If you’re feeling sad most of the time, having trouble eating and sleeping, not seeing your friends, not doing much of anything, feeling hopeless or helpless, you could see a psychiatrist or a therapist like myself. You could tell that therapist how you were feeling and receive a diagnosis of major depressive disorder. Feeling more overwhelming anxiety? There’s a diagnosis for that too, a number of psychotropic medications that might help treat the symptoms, and several evidence-based therapies that can address the underlying thought patterns that perpetuate such suffering. When it comes to existential terror, though, there is no recommended treatment, no medication to lessen that ever-encroaching sense of despair over our political future.
The resignation of Justice Anthony Kennedy is the latest threat to the health of our democracy. Suddenly LGBTQ rights and access to abortion, among many other hard-won gains, seem vulnerable. People are stressed out: At my clinic, the waiting list to see a therapist for individual therapy has hovered around 150 people since the election. Therapists have been coping with this elevated level of stress for years already (and we’re not exempt from despair ourselves—working in the field of mental health does not exempt you from its struggles any more than being a car mechanic means you never need an oil change). But I have worked with clients experiencing profound injustice and pervasive trauma, and this has taught me some skills for carrying on when all seems hopeless.
The first thing is the most obvious: Make time for taking care of yourself. My job involves containing feelings of deep despair, and it is all too easy to carry that despair home with me. But if I spend all of my free time marinating in the problems of my patients, I lose my perspective and thus my ability to effectively help them. Similarly, we gain little by staying glued to Twitter or constantly refreshing our news apps. This is not a time for ignorance, sure, but neither is it a time to try to take on the entire world’s pain minute after minute. If you have any religious or spiritual beliefs, now is the time to lean into them. If not, that’s fine, look for other ways to make life meaningful. Get out into nature, practice meditation, read a novel. What works for you may not work for me, but disconnect and give yourself some time to breathe.
Now is also the time to find ways where you can make a meaningful difference. There is little most of us can do to influence the next Supreme Court pick. Yes, we can make phone calls and writing letters and yes, maybe taking to the streets. But most of us are far more likely to make effective change in our own neighborhoods. Because of the sheer number of groups Trump threatens, chances are there is someone in your backyard who is more terrified than you are. Many of us are beginning to feel like we don’t recognize this country, but people of color and other minority groups have felt like that for most, if not all, of our country’s history. Now is the time to work together in solidarity with them and to open our eyes beyond our own experience. Find the refugees, the undocumented immigrants, the trans teen who needs someone to listen. Support them individually and partner with organizations that fight for their rights, whether it’s an immigrant rights group or your local LGBTQ center.

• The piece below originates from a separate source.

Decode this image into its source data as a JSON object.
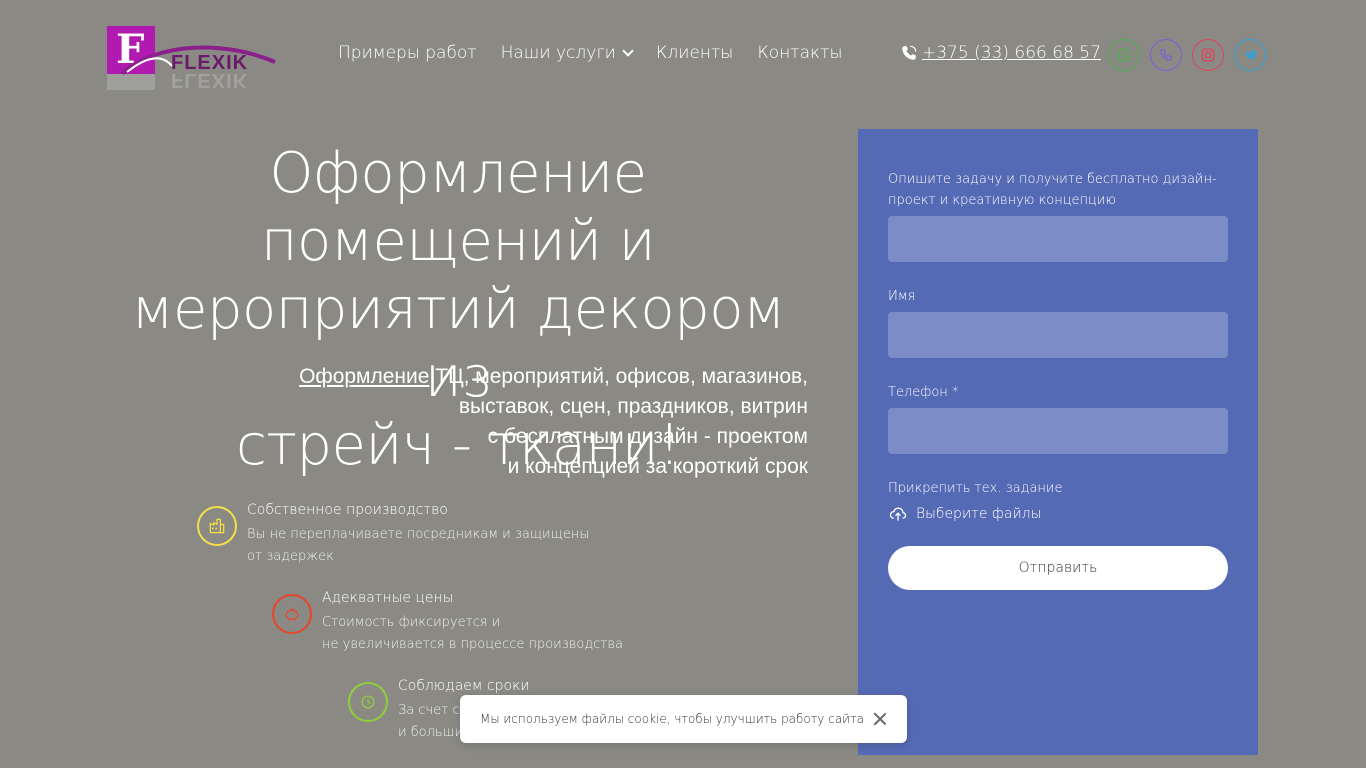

It also helps to gain some perspective. America has always been a contradiction in terms. The same man who wrote some of the most stirring words of the Declaration of Independence believed they only applied to white male property owners and was a slaveholder. The highest aspirations of our democracy have not been realized for most of our history; it is no aberration that the first black president was followed by the first white supremacist president. We must learn to see representative democracy not as something that was enacted with the Declaration of Independence or the Constitution, but a hope to which we have often aspired and seldom reached. This is meant not to spur us even further into despair but rather to reduce our own myopia and realize that our struggle is nothing new.
Hope can seem like a radical, even foolish, act. In times of despair, it can seem naive or dangerous to think that things may get better. But we fundamentally misunderstand hope if we take it to be an assertion that everything is going to work out in the end, sooner rather than later. To be hopeful is not to believe in the myth of continual human progress but to acknowledge that the future remains unwritten and we have the ability to play a part in its making. As I tell my clients who are in the midst of the black valleys of depression, you do not have to be able to see your future for there to be one.
In my Episcopal tradition, we say the creeds, our historical statements of belief, together most Sundays. The purpose of this is not to ensure bland allegiance to rote doctrine because on any given week there are statements or clauses which some of us may find difficult, even unbelievable, but chances are there is someone else in the congregation who does believe and can carry the rest of us along. Hope to carry on can seem out of reach these days. Find others who are willing to wrestle with these times alongside you, and hold one another up when it seems just too difficult.
Those who are in power depend upon our despair in order to maintain that power. Despair closes off the future, making us feel assured that all of our attempts at building a more just and humane world are doomed. Hope holds the door open, if ever so slightly, to the chance that it could be different. Do everything you can to keep it cracked open.
Support our independent journalism
Readers like you make our work possible. Help us continue to provide the reporting, commentary and criticism you won’t find anywhere else.Join Slate Plus